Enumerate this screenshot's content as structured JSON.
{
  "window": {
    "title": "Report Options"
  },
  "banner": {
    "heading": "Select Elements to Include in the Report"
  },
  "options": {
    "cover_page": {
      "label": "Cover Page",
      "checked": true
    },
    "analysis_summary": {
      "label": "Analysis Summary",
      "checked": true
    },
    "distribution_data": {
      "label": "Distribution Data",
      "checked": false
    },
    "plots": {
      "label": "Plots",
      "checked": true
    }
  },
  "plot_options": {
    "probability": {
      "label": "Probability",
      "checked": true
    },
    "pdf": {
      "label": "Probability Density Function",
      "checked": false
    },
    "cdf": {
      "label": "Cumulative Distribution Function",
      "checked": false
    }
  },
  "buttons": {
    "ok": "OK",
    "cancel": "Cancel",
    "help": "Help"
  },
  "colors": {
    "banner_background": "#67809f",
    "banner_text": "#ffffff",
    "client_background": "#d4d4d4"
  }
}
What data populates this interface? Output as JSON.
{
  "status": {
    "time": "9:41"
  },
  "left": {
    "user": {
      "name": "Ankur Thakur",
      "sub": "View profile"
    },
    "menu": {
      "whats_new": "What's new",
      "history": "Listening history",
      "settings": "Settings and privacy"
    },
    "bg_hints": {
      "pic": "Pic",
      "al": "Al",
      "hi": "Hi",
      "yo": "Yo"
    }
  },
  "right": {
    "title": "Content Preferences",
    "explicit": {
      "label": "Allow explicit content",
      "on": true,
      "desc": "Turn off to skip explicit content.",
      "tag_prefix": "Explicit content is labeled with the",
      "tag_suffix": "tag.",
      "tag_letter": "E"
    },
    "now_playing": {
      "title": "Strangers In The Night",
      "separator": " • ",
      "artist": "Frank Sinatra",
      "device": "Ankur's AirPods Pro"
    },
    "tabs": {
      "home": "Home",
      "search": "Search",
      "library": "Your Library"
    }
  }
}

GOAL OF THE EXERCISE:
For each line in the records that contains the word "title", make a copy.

OUTPUT BELOW:
    "title": "Report Options"
    "title": "Content Preferences",
      "title": "Strangers In The Night",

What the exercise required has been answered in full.